Moreover, invasion would be akin to an assault on his own country, killing fellow Chinese citizens and destroying Chinese industrial infrastructure. There is an option outside the conventional box that would tempt him: raise the levels of confrontation in stages till the threat is palpable, and America is forced to send its Navy or seem impotent. He then orders a blockade, not as the first act of a Chinese invasion but ostensibly to prevent an “American invasion” of Chinese territory. If Taiwan is Chinese then ipso facto American troops and warships in Taiwan constitute an American invasion. That is as good a casus belli as he is likely to find.
Cutting supply chains
Xi Jinping would then wait for the media to ratchet up the dread factor, while ensuring that Taiwan’s supply chains are cut, particularly of semi-conductors. Simultaneously, his diplomats would remind the world that it has already accepted the single-China option, which is why Beijing is in the Security Council.
All that the United Nations could do was appeal for a peaceful resolution. In November 2022, British Secretary of State for Defence Ben Wallace told the House of Lords: “It is in China’s plan to reunify Taiwan to mainland China… it is not a secret. Britain wants a peaceful process towards that”. A blockade would meet the ‘peace’ requirement since China would not fire the first shot. It would be ready to return fire.
Would Washington risk a full-scale war by breaking the blockade? These are the known unknowns, and unknown unknowns, to use Donald Rumsfeld’s appropriate terminology. What we do know is that a Chinese climbdown would lead to a contagious meltdown on a scale last seen in 1990.
Compromise would be the intelligent way out. Xi Jinping would be ready to accept a Hong Kong solution. His purpose would have been met. The red flag would fly over Taiwan.
A second Hong Kong
With Beijing getting fulsome support from Russia, its old and new friends, and indeed all those who have argued on behalf of the territorial integrity of a nation state, the odds on Taiwan becoming a second Hong Kong are higher than a Chinese meltdown or total war.
America would be damaged in the process, but a relieved world would quickly get on with other business.
Lenin noted that there were decades when nothing happened, and weeks when decades happened. Ukraine has pushed us into the Lenin cycle. The decades are beginning to unfold.
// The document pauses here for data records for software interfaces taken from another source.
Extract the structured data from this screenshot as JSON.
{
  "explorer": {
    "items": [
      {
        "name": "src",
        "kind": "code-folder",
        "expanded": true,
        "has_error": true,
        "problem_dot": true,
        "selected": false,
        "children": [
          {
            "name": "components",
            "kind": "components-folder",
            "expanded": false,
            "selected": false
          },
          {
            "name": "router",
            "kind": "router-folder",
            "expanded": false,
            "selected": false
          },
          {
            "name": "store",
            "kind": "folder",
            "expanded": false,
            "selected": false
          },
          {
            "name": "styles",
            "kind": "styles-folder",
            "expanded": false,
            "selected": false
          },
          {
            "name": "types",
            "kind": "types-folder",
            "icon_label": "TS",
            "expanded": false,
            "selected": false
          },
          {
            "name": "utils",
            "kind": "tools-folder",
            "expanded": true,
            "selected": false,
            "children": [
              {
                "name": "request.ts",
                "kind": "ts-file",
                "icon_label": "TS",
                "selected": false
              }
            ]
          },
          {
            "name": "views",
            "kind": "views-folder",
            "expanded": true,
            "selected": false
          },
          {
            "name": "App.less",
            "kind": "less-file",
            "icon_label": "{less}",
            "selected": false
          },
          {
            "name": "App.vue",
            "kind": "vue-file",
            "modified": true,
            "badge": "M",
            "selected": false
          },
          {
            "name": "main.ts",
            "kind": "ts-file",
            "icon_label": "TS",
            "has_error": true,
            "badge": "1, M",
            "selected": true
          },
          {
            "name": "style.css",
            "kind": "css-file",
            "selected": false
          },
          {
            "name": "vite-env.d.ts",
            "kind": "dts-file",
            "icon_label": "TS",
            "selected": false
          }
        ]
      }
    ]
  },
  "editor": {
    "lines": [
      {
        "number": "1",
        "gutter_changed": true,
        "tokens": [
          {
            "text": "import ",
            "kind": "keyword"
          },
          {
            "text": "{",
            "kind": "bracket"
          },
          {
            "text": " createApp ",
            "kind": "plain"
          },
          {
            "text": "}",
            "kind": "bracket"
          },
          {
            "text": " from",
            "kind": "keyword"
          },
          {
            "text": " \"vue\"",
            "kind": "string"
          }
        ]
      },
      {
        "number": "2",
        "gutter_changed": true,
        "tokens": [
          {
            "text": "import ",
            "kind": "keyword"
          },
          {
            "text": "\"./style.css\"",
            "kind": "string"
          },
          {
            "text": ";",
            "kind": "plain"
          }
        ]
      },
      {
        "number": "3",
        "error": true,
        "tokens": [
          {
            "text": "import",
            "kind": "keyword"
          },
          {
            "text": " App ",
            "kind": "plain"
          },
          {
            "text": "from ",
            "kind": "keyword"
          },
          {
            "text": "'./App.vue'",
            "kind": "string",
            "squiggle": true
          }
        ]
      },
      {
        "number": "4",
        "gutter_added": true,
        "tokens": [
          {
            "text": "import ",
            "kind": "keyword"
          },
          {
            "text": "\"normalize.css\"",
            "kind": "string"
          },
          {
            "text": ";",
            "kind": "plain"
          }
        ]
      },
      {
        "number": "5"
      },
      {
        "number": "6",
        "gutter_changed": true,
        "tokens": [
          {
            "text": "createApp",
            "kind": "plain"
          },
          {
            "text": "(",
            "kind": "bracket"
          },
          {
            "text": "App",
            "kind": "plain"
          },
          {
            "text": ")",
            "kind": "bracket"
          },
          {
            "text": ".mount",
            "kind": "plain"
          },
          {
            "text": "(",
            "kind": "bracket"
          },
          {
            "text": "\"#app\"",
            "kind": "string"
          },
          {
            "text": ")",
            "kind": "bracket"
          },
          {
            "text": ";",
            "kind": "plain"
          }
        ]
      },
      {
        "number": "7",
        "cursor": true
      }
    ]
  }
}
As rising powers claim the attention of the 21st century, India and China will become leaders of different models of progress.
India’s transition into an economic giant through the uncertainties of liberal democracy is an attractive alternative to authoritarian arguments locked in the assumption that political stability is essential for equitable economic growth. In the various struggles across a fraught globe for independence, inheritance, territorial integrity and a high place in the emerging world order, the future of freedom is also at stake.